Before you panic thinking Windows wont boot up, check your power cords first, since they are usually the reason for computers that don’t power up successfully. When your PC has no fan movement, is making no sounds, and otherwise won’t boot; there is a hardware issue that should be inspected by a professional or experienced technician to avoid further damage.

#5.  Pay close attention to (pretty loud) beeping sounds

When Windows Wont Boot and you have problems with your computer that is detected by the BIOS (Basic Input Output System), there will be a series of beeping sounds, immediately after turning on your PC. You might see a black screen on your computer along with the beeping sounds when you try to power up the computer. Beep codes vary in the intervals and duration of the beeping, but any beeping sounds that doesn’t occur normally (such as a quick beep upon booting), that ALWAYS spells a hardware issue that needs to be addressed.

Common reasons for hearing these beeps can consist of (but isn’t limited to):

  • Bad memory (RAM)
  • An overheating computer
  • A processor (CPU) that is going bad or has already failed
  • Incompatible BIOS settings (Setup Menu settings)
  • Add-on card(s) (PCI card) needing to be connected tighter (video cards)

A general rule of thumb is to stay tuned to any beeping when you power up your computer. You will only hear the “problem beeps” when a problem exists that needs to be fixed, so make sure that you don’t throw away or misplace your computer owner’s manual (or motherboard owner’s manual); it will come in handy when you need help figuring out those dreaded beeps!

#6.  Does your computer power on but doesn’t load Windows successfully

Shortly after turning on your computer, do you see a logo at all? Computers all go through a POST; also know as a Power On Self Test, when they are booted. At this stage, a computer detects all of the hardware needed to function, as well as other checks to ensure proper operation. During POST, you can usually just see a logo and text on the screen, usually in multiple colors or white. If you get to this screen, your computer is at least booting – CONGRATS! There are ways to fix boot errors by using POST to diagnose the problem.

If your PC doesn’t get past the POST screen, and either gets “caught” before, after or during the Windows logo showing, it has booted but Windows hasn’t loaded. If your computer restarts, shuts down, freezes on a black or gray screen, or BSODs (blue screens), your problem is software (Windows) related, and not necessarily hardware related. When a computer has a software problem, it can usually be fixed by an experienced person, without the need to order expensive hardware.

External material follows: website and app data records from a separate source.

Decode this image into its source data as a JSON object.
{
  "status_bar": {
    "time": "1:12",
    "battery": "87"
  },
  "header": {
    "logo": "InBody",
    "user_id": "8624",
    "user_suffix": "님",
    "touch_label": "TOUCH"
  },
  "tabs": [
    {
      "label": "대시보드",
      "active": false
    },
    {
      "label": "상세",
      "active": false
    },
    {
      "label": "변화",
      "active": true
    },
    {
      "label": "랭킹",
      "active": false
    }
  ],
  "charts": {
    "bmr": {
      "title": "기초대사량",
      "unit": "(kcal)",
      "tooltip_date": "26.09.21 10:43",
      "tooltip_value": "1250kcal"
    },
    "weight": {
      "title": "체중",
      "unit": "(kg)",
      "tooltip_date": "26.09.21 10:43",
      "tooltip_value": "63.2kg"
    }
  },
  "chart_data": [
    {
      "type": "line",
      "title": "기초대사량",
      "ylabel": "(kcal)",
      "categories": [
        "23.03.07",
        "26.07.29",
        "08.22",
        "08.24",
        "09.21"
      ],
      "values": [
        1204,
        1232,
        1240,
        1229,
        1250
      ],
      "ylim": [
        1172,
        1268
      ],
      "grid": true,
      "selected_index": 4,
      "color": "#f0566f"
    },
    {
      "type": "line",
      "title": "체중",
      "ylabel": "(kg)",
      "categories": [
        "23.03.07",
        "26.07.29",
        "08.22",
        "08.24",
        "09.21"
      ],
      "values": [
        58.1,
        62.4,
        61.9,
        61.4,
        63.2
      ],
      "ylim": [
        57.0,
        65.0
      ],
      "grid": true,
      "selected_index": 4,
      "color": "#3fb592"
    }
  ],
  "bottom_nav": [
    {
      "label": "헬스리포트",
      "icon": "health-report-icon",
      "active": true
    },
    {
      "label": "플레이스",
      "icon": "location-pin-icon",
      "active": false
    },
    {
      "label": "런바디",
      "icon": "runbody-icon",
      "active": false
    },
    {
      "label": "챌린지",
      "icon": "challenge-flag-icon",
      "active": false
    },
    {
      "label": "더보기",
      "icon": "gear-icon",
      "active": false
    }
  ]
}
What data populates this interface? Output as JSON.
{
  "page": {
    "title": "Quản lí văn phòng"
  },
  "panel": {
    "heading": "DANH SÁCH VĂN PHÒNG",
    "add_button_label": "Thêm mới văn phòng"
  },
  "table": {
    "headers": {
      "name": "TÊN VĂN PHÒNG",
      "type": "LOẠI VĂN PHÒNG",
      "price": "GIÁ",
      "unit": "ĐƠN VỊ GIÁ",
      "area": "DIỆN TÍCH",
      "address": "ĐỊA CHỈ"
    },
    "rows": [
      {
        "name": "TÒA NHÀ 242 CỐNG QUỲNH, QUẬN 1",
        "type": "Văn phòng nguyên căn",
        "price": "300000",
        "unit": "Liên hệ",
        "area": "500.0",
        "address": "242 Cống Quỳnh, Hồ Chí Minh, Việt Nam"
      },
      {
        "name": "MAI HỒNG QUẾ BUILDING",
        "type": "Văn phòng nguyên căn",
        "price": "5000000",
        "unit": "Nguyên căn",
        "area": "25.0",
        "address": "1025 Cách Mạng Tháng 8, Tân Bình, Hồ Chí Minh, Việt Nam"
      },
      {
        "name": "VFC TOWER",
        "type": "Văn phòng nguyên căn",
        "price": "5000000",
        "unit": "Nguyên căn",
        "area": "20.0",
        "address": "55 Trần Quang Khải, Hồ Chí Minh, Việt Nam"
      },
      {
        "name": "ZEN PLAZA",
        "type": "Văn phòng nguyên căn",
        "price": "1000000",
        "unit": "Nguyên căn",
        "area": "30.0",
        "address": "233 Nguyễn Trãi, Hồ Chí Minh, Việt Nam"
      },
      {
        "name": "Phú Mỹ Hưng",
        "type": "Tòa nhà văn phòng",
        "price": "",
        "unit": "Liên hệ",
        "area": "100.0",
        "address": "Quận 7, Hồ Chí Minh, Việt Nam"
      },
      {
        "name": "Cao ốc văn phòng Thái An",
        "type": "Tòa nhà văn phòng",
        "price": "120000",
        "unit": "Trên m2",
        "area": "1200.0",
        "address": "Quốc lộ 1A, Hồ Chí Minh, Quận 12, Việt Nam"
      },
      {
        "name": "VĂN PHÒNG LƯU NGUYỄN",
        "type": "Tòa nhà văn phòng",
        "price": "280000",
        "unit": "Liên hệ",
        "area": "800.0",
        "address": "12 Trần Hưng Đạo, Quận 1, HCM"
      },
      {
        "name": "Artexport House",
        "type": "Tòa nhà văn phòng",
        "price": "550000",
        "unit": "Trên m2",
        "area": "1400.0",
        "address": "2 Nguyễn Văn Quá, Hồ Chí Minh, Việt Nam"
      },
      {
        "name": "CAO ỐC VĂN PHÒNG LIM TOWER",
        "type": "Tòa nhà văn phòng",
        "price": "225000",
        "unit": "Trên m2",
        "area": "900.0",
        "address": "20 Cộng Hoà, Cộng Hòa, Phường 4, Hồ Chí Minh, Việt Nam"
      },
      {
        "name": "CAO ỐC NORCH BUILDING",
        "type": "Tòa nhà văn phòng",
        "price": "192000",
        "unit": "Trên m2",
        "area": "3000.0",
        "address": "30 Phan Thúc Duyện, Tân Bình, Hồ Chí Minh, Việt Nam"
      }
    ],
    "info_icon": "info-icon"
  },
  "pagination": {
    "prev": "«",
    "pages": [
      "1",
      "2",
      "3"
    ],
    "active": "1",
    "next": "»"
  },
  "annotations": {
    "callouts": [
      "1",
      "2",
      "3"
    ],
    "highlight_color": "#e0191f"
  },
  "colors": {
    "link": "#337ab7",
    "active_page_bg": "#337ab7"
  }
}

Did you know that if you have a Windows Vista or Windows 7 installation disc and Windows will not start at all, you can run “start-up repair” if you experience this problem? Also, if you have Windows XP, there is a “repair installation” function that will allow you to easily repair your computer to load Windows successfully! If you don’t have the installation disc for your operating system, you can either borrow one or let an experienced person take a look at it to decipher the problem.

Please be aware that virus and other malware infecting your computer can cause this issue.

Article source: http://tips4pc.com


About the author

Njumoke Abiola-Oseni

Njumoke Abiola-Oseni is the Executive Director, Training and Business Intelligence at Trisat Communications Ltd. She holds a Bachelors Degree(B.Tech) in Computer Engineering with ICT Certifications such as Cisco Certified Network Associate (CCNA), Project Management, MikroTik Certified Network Associate (MTCNA), and Information Technology Infrastructure Library (ITIL). She currently administers all Trisat training engagements and consults for SMBs on Business Intelligence such as Customer Relationship Management (CRM), Microsoft Small Business Server (SBS), Messaging Systems and Call Center Solutions and Customised Software Application. Njumoke Abiola-Oseni is a Co-Founder of Trisat Communications Ltd.